TASK BRIEF »
Look through the listing below and give the number of lines that hold "subtitle". Say nothing more.

--- START ---

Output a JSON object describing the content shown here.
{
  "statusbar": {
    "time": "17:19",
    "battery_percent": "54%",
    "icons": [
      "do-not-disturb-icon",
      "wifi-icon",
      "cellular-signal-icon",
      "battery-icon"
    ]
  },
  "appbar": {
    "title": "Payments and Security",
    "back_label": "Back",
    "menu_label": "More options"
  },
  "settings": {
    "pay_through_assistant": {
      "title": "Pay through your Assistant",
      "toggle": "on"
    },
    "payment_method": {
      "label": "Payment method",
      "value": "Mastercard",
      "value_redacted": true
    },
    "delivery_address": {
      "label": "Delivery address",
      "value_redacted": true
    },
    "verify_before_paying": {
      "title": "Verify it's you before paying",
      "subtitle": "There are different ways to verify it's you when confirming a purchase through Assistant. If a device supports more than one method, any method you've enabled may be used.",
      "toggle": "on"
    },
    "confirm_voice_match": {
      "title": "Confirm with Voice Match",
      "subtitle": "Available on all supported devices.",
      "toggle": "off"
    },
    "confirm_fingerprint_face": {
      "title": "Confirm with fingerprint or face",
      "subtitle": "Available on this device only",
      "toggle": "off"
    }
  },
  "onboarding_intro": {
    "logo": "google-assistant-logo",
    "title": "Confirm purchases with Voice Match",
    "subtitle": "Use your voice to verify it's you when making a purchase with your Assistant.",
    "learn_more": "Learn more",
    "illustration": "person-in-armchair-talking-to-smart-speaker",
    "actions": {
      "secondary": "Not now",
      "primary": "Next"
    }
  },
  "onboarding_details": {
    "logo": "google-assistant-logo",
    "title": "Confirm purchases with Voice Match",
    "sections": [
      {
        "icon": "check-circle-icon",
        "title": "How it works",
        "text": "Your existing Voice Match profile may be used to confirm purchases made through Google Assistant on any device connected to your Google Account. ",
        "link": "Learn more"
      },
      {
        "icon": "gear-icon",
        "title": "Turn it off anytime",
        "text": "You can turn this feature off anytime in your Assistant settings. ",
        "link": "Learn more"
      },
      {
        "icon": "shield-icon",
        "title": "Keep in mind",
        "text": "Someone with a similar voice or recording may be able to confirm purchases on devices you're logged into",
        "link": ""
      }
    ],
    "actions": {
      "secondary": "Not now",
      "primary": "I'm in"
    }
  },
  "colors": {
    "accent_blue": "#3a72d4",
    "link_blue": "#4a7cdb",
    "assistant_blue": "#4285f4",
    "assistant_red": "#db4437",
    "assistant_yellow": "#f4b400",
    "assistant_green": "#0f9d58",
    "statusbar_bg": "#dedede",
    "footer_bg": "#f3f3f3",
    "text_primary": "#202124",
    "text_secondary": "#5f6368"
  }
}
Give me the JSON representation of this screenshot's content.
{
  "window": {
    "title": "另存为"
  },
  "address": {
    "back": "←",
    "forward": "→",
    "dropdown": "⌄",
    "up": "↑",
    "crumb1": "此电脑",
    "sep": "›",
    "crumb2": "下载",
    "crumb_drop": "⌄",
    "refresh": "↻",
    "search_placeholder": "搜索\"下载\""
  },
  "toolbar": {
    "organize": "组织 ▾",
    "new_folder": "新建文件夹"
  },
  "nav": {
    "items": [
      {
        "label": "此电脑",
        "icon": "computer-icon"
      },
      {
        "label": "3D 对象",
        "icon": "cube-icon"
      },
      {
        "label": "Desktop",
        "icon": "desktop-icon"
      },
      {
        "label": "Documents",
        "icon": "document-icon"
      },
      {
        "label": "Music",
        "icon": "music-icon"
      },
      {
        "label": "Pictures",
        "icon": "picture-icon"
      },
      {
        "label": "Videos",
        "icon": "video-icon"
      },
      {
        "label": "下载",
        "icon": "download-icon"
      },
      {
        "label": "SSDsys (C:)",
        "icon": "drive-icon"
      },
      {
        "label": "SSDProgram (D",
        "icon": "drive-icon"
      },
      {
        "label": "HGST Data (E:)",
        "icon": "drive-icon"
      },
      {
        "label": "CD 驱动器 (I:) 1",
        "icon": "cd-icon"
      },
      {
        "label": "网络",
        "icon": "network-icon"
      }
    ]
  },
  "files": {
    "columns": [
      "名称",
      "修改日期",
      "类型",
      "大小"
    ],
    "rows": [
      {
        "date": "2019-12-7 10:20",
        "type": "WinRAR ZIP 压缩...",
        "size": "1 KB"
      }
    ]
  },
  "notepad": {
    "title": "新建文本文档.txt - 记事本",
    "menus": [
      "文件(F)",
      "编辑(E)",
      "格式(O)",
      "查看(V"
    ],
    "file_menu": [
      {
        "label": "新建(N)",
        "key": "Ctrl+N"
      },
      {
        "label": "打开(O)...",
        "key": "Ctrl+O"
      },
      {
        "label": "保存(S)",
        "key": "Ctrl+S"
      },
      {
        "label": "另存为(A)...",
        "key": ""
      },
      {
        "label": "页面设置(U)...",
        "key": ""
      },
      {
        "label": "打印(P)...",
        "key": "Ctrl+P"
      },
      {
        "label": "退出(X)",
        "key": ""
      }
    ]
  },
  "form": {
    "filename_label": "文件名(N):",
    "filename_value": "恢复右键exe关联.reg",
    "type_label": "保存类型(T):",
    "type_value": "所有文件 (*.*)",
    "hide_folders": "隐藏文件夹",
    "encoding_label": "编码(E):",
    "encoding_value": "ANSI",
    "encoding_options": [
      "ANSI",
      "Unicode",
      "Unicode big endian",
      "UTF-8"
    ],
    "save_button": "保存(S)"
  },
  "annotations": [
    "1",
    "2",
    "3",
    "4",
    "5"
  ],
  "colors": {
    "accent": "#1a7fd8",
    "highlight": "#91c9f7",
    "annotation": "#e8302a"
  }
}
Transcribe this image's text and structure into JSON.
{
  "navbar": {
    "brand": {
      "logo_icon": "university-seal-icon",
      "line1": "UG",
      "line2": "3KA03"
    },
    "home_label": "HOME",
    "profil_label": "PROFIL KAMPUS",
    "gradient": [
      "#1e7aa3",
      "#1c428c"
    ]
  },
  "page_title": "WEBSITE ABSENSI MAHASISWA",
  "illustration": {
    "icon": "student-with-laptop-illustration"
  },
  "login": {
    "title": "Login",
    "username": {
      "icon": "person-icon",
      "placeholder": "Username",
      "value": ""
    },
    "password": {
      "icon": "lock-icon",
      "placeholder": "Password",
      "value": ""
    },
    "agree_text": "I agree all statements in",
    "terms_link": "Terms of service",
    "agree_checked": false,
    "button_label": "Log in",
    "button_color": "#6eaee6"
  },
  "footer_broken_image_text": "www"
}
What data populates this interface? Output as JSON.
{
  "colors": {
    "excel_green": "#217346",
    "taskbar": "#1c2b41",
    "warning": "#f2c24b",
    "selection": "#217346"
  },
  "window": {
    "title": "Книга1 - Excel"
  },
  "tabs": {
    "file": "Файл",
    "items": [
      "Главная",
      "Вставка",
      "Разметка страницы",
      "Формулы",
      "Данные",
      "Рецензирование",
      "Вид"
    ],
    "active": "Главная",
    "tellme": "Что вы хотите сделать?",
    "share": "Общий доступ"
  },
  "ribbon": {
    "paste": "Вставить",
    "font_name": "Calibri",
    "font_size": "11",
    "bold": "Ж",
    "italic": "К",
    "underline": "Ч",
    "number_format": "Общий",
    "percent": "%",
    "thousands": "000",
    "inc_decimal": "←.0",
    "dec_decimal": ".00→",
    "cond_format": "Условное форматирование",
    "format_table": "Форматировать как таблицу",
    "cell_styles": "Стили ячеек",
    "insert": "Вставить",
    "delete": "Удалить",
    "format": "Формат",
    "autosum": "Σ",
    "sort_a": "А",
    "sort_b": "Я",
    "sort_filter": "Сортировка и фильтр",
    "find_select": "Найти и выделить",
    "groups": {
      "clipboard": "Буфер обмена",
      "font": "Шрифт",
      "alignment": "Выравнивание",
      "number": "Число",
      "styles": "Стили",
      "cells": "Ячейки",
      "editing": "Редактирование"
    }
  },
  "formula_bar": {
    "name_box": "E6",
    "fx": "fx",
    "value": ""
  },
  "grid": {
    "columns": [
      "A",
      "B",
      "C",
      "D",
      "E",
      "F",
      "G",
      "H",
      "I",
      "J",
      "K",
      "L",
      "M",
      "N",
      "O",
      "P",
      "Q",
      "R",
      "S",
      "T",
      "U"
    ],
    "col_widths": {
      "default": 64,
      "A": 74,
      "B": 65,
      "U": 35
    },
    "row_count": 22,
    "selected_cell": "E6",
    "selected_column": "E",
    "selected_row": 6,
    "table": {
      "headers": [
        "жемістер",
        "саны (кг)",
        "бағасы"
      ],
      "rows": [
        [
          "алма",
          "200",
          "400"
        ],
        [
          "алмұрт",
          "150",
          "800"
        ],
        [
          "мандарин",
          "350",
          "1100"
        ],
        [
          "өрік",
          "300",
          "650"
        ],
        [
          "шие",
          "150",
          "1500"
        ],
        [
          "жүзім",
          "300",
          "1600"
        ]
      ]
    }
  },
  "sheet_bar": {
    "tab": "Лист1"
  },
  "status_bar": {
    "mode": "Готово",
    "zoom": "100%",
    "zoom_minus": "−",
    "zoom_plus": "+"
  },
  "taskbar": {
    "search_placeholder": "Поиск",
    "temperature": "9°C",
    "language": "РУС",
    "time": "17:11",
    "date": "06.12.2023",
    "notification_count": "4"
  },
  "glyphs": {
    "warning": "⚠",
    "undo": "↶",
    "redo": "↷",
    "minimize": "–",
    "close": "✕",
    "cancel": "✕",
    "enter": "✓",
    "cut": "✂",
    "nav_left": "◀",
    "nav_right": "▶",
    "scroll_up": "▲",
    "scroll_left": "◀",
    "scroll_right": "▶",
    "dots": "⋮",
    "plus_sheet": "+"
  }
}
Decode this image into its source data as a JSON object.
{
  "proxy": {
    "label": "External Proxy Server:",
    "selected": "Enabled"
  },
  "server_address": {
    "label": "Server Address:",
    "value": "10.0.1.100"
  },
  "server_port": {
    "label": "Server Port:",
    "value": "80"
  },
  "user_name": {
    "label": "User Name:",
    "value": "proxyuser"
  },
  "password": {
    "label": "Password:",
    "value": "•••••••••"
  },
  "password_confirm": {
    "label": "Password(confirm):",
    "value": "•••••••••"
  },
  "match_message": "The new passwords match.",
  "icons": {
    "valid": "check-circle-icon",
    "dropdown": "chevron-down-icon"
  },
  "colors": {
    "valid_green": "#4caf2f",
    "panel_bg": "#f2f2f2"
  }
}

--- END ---

RESPONSE »
4